Chemogenetic dissection of sex-specific fear circuits

2016 Seed Grant
Rebecca M. Shansky, Ph.D.
Northeastern University

Although a majority of the population will experience a severe trauma at some point in their lifetime, only about 10% of those people will go on to develop PTSD, which suggests that there are discrete neurobiological factors that confer susceptibility or resilience. Because PTSD is more prevalent in women, identifying sex-specific mechanisms of fear and emotion regulation is critical to the development of more personalized disease prevention and treatment. We recently discovered that a subset of female rats display an active fear response that is not observed in males. A better understanding of the neural circuits that mediate this novel behavior could lead to insight into what makes women susceptible to or resilient against PTSD. This seed project will begin to define the role of prefrontal cortex circuits in fear response strategies, and lay groundwork for future investigations into the cellular and molecular mechanisms that mediate the switch between active and passive fear responses.

Other Grants

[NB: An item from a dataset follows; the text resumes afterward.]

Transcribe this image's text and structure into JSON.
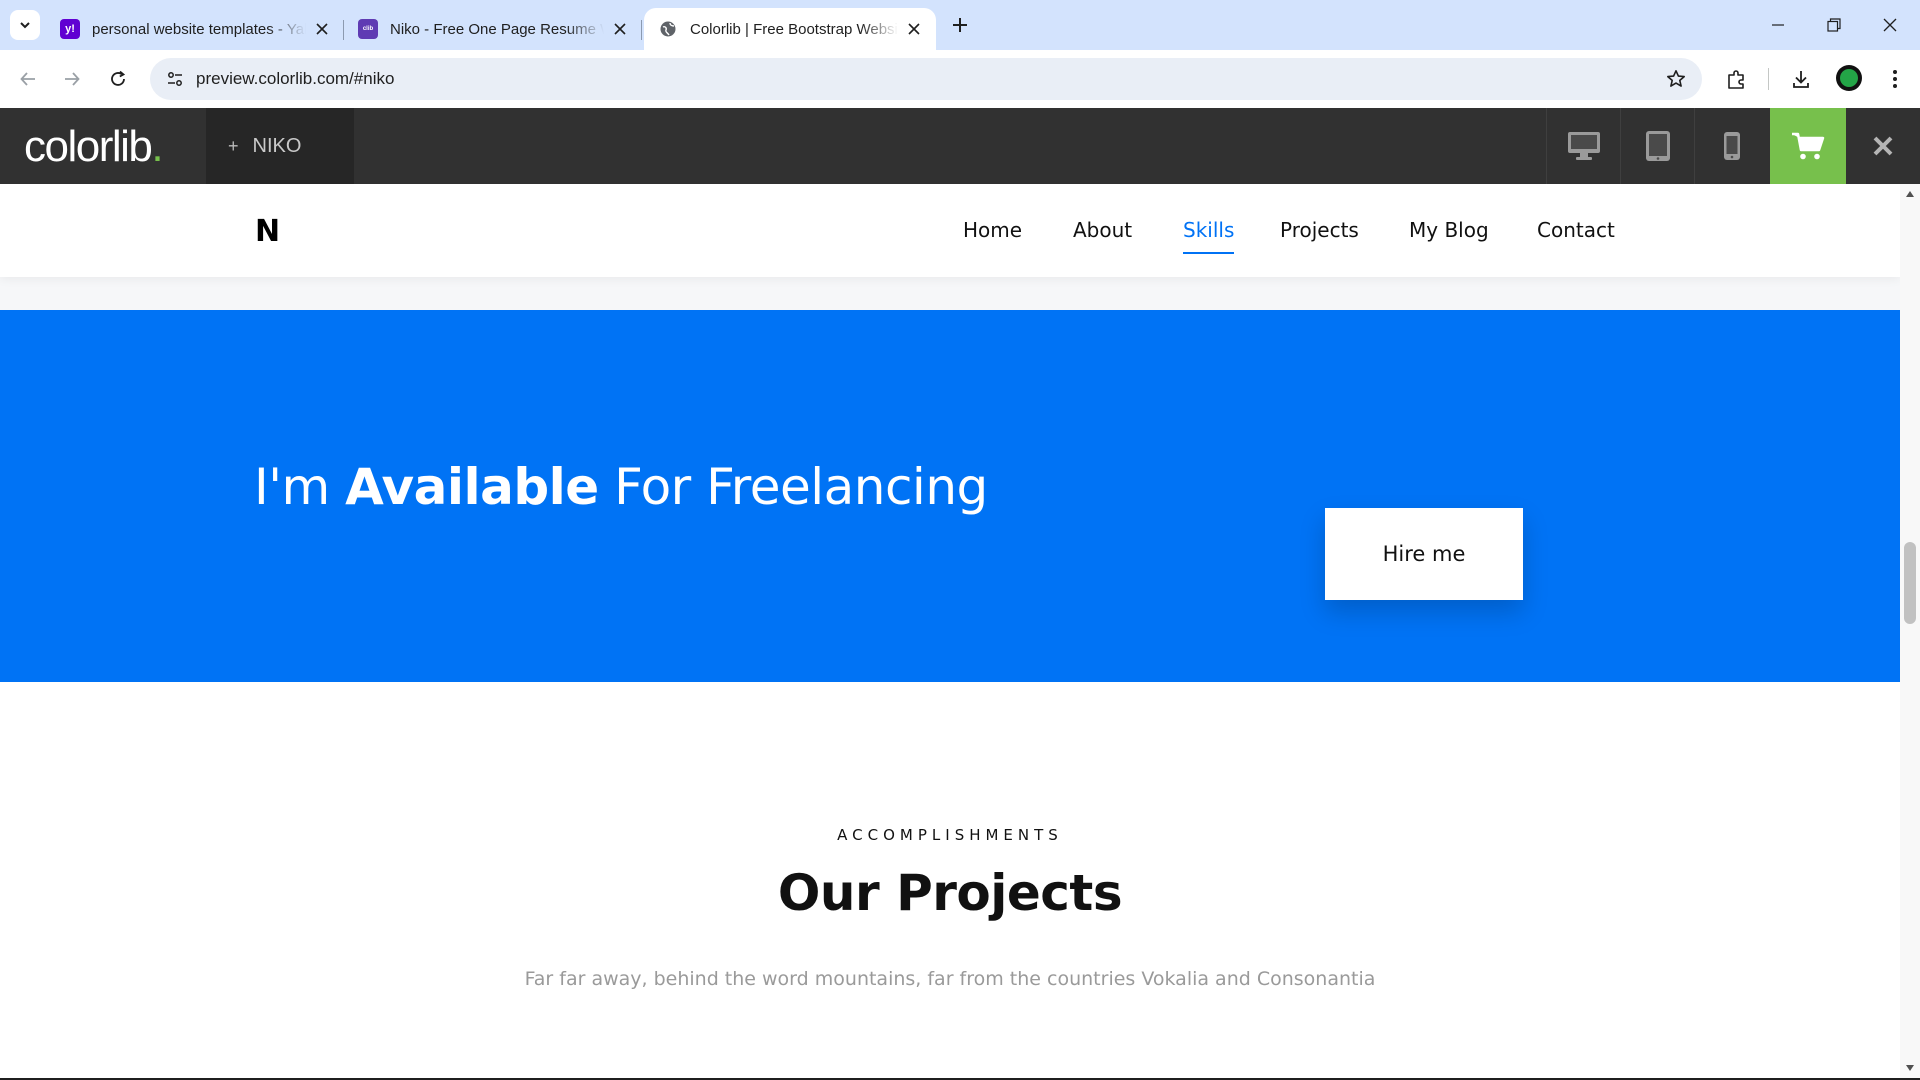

Rebekah C. Evans, Ph.D., Georgetown University
In Vivo and Ex Vivo Dissection of Midbrain Neuron Activity During Exercise
Exercise is important for the health of the body and the mind. Exercise promotes learning and reduces symptoms of brain-related diseases such as Parkinson’s disease and Alzheimer’s disease. However, it…
William J. Giardino, Ph.D. Stanford University
Deciphering the Neuropeptide Circuitry of Emotional Arousal in Narcolepsy
This research project aims to investigate the neural mechanisms of a specific type of brain cell called neuropeptide neurons within a region of the brain’s amygdala network called the bed…
Howard Gritton, Ph.D., University of Illinois
Attention Mechanisms Contributing to Auditory Spatial Processing.
Our world is composed of a rich mixture of sounds. We often process sounds including speech in the presence of many other competing auditory stimuli (e.g., voices in a crowded…
Nora Kory, Ph.D., Harvard University
Elucidating the Fates and Functions of Lactate in the Brain
The human brain requires significant energy to function. Despite accounting for only 2% of our body weight, the brain consumes a substantial 20% of the body’s energy, relying on a…